Google+ Followers

Thursday, 3 November 2011

HELP!! Neil Horan Nazi Priest Censors Blog


I received the following e-mail on 19th October from Google saying it had taken down a post on the Hitler loving priest who performed for the Zionists outside the Albert Hall on September 1st. Apparently I’ve infringed copyright but most of the photographs were taken by Brian Robinson. Can anyone figure out from this DMCA site what exactly they are referring to?

The post itself was pretty inconsequential and just one more bit of evidence that anti-Semites love Israel. I'm not willing to jeapordise the existence of the blog by reposting stuff on this twerp but on the other hand I don't like censorship. If anyone can figure out what it is that is specifically objected to I'd be grateful.

Thanks

Tony Greenstein

>>Blogger Blog takedown notificati​on

support@blogger.com

show details Oct 19

Blogger has been notified, according to the terms of the Digital Millennium Copyright Act (DMCA), that certain content in your blog is alleged to infringe upon the copyrights of others. As a result, we have reset the post(s) to \"draft\" status. (If we did not do so, we would be subject to a claim of copyright infringement, regardless of its merits.
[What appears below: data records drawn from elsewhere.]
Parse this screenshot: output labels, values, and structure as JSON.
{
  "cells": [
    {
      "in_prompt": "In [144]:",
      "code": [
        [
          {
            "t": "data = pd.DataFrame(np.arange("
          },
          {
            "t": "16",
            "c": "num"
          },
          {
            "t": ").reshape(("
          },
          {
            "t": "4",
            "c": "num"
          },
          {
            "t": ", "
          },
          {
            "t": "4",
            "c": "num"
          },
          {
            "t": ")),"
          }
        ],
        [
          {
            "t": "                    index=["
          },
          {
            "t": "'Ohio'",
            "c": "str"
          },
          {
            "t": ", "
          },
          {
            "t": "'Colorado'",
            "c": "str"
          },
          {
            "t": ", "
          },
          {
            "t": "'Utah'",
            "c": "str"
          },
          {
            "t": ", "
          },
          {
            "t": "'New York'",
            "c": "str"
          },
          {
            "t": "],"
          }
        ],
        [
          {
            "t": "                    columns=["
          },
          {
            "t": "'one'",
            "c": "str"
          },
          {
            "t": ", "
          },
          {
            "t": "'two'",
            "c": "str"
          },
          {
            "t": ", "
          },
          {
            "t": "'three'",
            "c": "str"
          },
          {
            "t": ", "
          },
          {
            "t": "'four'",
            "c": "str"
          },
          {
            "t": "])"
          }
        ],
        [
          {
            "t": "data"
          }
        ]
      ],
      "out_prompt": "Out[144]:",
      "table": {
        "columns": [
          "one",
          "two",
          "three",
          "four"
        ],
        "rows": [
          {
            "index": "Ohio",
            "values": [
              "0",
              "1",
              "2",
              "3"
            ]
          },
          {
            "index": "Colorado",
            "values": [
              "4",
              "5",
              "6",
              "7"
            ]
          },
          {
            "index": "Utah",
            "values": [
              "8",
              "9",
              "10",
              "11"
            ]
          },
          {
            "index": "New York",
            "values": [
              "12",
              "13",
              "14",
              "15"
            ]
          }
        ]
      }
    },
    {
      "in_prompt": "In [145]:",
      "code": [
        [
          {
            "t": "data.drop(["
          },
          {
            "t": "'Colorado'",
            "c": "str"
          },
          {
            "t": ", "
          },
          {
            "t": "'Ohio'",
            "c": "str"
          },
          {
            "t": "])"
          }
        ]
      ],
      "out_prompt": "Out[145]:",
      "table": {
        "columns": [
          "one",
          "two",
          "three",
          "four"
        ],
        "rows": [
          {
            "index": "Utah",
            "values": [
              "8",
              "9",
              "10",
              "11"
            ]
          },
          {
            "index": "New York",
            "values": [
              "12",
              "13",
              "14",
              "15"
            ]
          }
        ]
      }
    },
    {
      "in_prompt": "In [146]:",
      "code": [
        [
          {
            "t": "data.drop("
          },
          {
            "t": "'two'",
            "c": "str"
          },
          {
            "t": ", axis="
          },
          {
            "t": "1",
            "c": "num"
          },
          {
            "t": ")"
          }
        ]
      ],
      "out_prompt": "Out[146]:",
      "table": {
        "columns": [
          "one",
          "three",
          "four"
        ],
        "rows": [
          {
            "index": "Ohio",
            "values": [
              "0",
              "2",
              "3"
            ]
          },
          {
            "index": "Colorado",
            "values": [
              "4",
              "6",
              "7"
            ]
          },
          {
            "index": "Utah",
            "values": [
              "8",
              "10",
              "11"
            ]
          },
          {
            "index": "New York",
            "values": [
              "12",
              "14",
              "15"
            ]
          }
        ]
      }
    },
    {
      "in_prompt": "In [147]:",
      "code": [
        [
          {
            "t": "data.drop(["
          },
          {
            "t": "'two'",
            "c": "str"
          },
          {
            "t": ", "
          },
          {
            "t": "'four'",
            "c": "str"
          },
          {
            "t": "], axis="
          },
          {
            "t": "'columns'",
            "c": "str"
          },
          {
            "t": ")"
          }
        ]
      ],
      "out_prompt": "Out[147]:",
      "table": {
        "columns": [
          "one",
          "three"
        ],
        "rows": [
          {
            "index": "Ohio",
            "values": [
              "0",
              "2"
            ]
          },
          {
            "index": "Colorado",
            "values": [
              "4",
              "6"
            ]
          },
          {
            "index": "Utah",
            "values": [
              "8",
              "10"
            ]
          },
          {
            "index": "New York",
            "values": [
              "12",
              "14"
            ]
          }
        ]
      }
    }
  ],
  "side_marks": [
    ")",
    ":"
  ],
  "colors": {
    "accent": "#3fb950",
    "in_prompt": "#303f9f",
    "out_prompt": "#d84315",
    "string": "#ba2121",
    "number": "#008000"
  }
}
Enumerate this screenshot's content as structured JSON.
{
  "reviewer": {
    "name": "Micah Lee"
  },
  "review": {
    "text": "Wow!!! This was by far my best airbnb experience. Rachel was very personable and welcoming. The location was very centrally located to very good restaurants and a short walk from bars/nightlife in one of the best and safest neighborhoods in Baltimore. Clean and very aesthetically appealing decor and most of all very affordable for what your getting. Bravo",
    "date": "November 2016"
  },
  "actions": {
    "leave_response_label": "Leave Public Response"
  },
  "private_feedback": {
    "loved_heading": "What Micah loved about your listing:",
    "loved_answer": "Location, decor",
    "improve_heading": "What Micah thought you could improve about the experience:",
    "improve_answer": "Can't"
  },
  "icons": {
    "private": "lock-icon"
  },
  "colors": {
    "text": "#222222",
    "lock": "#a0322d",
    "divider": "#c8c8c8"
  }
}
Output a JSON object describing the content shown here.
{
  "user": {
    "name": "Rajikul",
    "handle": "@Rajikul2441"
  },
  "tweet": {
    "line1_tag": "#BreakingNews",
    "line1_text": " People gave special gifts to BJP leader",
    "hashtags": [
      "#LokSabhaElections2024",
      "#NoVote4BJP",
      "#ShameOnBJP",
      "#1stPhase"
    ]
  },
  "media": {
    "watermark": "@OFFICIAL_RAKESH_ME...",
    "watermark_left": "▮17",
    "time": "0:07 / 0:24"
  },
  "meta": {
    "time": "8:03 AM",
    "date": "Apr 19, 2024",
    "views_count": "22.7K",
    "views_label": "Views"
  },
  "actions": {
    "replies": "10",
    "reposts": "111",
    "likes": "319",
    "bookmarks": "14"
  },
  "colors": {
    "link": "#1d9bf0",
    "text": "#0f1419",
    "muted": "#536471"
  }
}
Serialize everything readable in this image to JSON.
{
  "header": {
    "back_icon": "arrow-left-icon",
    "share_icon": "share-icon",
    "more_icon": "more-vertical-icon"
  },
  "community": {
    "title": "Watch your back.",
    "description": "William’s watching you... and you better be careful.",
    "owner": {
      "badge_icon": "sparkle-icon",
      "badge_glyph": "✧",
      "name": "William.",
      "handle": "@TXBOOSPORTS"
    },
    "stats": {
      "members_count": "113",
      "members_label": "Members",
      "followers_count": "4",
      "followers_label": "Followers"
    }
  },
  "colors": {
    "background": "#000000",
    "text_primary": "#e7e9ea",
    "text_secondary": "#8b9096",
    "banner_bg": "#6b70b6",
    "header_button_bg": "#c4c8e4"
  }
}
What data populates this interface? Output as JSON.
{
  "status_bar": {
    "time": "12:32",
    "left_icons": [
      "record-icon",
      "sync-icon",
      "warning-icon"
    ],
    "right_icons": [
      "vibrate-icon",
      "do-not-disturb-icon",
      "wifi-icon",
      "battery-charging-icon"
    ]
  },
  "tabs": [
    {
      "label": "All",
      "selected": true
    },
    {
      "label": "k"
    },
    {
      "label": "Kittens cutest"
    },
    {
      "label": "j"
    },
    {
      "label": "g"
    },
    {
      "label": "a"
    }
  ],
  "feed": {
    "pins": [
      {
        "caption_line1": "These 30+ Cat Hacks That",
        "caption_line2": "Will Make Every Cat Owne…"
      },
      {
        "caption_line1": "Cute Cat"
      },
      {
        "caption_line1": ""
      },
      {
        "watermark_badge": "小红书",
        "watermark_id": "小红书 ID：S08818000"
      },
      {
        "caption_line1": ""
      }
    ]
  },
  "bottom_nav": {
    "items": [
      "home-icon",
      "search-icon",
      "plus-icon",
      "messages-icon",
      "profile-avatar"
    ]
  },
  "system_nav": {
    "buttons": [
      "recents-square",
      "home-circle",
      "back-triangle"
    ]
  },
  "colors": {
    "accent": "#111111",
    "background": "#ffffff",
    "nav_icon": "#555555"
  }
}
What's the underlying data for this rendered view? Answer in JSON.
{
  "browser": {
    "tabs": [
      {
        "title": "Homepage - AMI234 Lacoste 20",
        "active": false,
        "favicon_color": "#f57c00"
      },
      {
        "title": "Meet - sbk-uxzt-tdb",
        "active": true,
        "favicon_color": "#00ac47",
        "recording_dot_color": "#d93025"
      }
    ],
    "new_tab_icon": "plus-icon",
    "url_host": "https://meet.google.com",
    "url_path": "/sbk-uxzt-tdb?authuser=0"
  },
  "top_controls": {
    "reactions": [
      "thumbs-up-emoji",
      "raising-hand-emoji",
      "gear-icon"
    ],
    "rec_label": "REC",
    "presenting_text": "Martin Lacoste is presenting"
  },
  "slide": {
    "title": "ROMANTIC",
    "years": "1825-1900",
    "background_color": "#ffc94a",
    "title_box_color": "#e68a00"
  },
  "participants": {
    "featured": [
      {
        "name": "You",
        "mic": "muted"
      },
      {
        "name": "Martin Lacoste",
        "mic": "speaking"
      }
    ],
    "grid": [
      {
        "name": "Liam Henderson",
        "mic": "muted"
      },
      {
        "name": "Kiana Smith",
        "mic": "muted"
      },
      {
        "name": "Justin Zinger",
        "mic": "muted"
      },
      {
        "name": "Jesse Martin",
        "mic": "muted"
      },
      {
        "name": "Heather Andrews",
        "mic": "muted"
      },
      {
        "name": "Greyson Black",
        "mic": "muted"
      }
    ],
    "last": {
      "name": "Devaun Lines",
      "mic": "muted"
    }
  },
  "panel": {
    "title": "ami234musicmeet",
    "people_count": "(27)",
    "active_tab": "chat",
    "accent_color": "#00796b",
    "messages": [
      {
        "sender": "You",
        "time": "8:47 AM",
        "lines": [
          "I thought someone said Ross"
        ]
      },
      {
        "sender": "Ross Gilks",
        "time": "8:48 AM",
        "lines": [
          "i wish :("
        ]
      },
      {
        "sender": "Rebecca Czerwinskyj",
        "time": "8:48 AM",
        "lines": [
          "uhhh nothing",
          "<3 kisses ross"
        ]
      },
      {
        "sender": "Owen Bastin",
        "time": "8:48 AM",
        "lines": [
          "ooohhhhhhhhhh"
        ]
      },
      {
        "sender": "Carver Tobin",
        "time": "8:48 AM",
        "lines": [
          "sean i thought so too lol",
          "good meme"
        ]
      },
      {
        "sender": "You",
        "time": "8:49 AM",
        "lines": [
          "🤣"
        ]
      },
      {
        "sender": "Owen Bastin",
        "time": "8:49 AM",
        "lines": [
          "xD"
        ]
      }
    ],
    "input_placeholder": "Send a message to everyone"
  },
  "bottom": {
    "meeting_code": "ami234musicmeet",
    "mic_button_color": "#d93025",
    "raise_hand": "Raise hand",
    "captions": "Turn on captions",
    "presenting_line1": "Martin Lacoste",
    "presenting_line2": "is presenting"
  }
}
The URL(s) of the allegedly infringing post(s) may be found at the end of this message.) This means that your post - and any images, links or other content - is not gone. You may edit the post to remove the offending content and republish, at which point the post in question will be visible to your readers again.

A bit of background: The DMCA is a United States copyright law that provides guidelines for online service provider liability in case of copyright infringement. If you believe that you have the rights to post the content at issue here, you can file a counter-claim. For more information on our DMCA policy, including how to file a counter-claim, please see http://www.google.com/dmca.html.

The notice that we received, with any personally identifying information removed, will be posted online by a service called Chilling Effects at http://www.chillingeffects.org. We do this in accordance with the Digital Millennium Copyright Act (DMCA). You can search for the DMCA notice associated with the removal of your content by going to the Chilling Effects search page at http://www.chillingeffects.org/search.cgi and entering in the URL of the blog post that was removed.

If it is brought to our attention that you have republished the post without removing the content/link in question, then we will delete your post and count it as a violation on your account. Repeated violations to our Terms of Service may result in further remedial action taken against your Blogger account including deleting your blog and/or terminating your account. If you have legal questions about this notification, you should retain your own legal counsel.

Sincerely,

The Blogger Team

Affected URLs:

http://azvsas.blogspot.com/2011/09/neil-horan-deranged-and-hitler-loving.html

We have received a DMCA complaint for your blog, Tony Greenstein's Blog. An email with the details of the complaint was sent to you on 19-Oct-2011 , and we reset the post status to "Draft"; you can edit it here. You may republish the post with the offending content and/or link(s) removed. If you believe that you have the rights to post this content, you can file a counter-claim with us. For more on our DMCA policy, please click here. Thank you for your prompt attention.

1 comment:

Brian Robinson said...

See http://nealhibbert.com/street-photography/uk-law-and-street-photography/

eg 'It is your right as a citizen to freely take photographs in public places ...'
---

http://www.sirimo.co.uk/2009/05/14/uk-photographers-rights-v2/

Free Download – UK Photographers Rights v2

'For images of people in public places, the key seems to be whether the place is one where a person would have a reasonable expectation of privacy and the courts have greatly extended the areas where this might be the case.'

---

I can't find the link at the moment, but I recall another guide for UK photographers which said that if someone is in a public place, eg the street, quite simply it's OK to take a photo of them (they can expect to possibly be photographed). However, publication of such photos may be a different matter, as the free download guide (above link) makes clear.